For plan years beginning after 2002, a qualified employer plan (retirement plan) can maintain a separate account or annuity under the plan (a deemed IRA) to receive voluntary employee contributions. If the separate account or annuity otherwise meets the requirements of an IRA, it will be subject only to IRA rules. An employee's account can be treated as a traditional IRA or a Roth IRA.
For this purpose, a "qualified employer plan" includes:
  • A qualified pension, profit-sharing, or stock bonus plan (section 401(a) plan),
  • A qualified employee annuity plan (section 403(a) plan),
  • A tax-sheltered annuity plan (section 403(b) plan), and
  • A deferred compensation plan (section 457 plan) maintained by a state, a political subdivision of a state, or an agency or instrumentality of a state or political subdivision of a state.
Designated Roth accounts.(p39)
Designated Roth accounts are separate accounts under 401(k), 403(b), or 457(b) plans that accept elective deferrals that are referred to as Roth contributions. These elective deferrals are included in your income, but qualified distributions from these accounts are not included in your income. Designated Roth accounts are not IRAs and should not be confused with Roth IRAs. Contributions, up to their respective limits, can be made to Roth IRAs and designated Roth accounts according to your eligibility to participate. A contribution to one does not impact your eligibility to contribute to the other. See Publication 575, for more information on designated Roth accounts.

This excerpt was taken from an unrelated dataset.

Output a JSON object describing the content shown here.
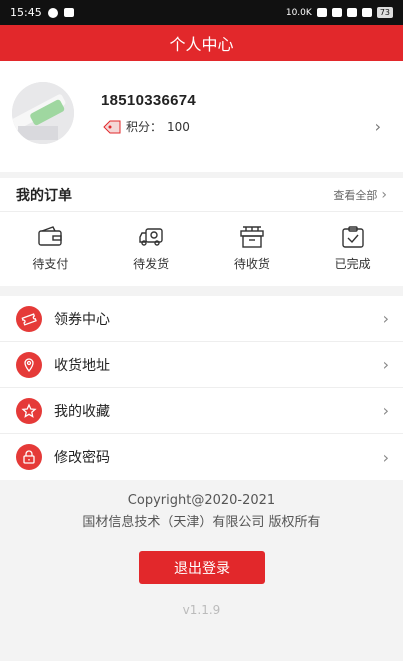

Regardless of your age, you may be able to establish and make nondeductible contributions to an individual retirement plan called a Roth IRA.

Contributions not reported.(p39)

You do not report Roth IRA contributions on your return.

What Is a Roth IRA?(p39)

A Roth IRA is an individual retirement plan that, except as explained in this chapter, is subject to the rules that apply to a traditional IRA (defined next). It can be either an account or an annuity. Individual retirement accounts and annuities are described in chapter 1 under How Can a Traditional IRA Be Opened.
To be a Roth IRA, the account or annuity must be designated as a Roth IRA when it is opened. A deemed IRA can be a Roth IRA, but neither a SEP IRA nor a SIMPLE IRA can be designated as a Roth IRA.
Unlike a traditional IRA, you cannot deduct contributions to a Roth IRA. But, if you satisfy the requirements, qualified distributions (discussed in chapter 2 of Publication 590-B) are tax free. Contributions can be made to your Roth IRA after you reach age 701/2 and you can leave amounts in your Roth IRA as long as you live.

Traditional IRA.(p39)

A traditional IRA is any IRA that is not a Roth IRA or SIMPLE IRA. Traditional IRAs are discussed in chapter 1.